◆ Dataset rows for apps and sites
━━━

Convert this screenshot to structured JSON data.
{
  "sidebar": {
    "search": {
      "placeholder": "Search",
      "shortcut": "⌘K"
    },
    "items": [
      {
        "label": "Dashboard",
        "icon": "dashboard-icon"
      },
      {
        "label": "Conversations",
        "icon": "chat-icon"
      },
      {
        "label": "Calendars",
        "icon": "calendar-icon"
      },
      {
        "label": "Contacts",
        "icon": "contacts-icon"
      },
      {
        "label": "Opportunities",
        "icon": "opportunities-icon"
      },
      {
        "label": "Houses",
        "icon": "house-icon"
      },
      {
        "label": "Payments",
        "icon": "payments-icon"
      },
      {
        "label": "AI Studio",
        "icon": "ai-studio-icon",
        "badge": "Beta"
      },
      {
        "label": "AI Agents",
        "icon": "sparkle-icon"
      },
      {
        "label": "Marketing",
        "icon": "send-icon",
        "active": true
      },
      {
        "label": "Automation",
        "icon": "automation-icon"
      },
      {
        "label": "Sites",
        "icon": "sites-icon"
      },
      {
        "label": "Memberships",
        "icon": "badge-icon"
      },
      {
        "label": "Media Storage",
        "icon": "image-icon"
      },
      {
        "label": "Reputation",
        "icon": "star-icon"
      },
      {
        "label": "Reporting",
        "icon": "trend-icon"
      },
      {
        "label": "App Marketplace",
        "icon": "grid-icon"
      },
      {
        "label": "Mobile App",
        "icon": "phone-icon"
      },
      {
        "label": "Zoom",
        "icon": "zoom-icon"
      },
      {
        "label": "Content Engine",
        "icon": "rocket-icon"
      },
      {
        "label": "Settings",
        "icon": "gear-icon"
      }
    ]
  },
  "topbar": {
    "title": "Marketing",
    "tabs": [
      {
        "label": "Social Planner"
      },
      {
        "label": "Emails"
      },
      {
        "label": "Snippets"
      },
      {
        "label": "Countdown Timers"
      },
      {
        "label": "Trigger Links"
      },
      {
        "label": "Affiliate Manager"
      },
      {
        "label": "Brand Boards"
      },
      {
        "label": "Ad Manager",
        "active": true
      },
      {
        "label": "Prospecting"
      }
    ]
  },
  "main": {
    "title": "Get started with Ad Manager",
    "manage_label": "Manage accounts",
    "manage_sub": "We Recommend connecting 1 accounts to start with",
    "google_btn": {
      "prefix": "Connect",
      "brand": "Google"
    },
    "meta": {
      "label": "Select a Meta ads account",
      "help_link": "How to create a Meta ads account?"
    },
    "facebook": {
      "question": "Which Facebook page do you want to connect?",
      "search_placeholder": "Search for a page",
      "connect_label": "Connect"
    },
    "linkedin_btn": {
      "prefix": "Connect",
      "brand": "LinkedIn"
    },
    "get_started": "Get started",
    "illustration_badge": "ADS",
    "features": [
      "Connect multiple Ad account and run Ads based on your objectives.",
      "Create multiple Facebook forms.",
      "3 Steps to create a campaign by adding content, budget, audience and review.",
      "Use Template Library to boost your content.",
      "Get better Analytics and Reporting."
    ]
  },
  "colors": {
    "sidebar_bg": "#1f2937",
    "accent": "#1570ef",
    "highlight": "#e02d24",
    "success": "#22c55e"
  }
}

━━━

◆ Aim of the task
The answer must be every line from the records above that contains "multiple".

◆ Exercise output
      "Connect multiple Ad account and run Ads based on your objectives.",
      "Create multiple Facebook forms.",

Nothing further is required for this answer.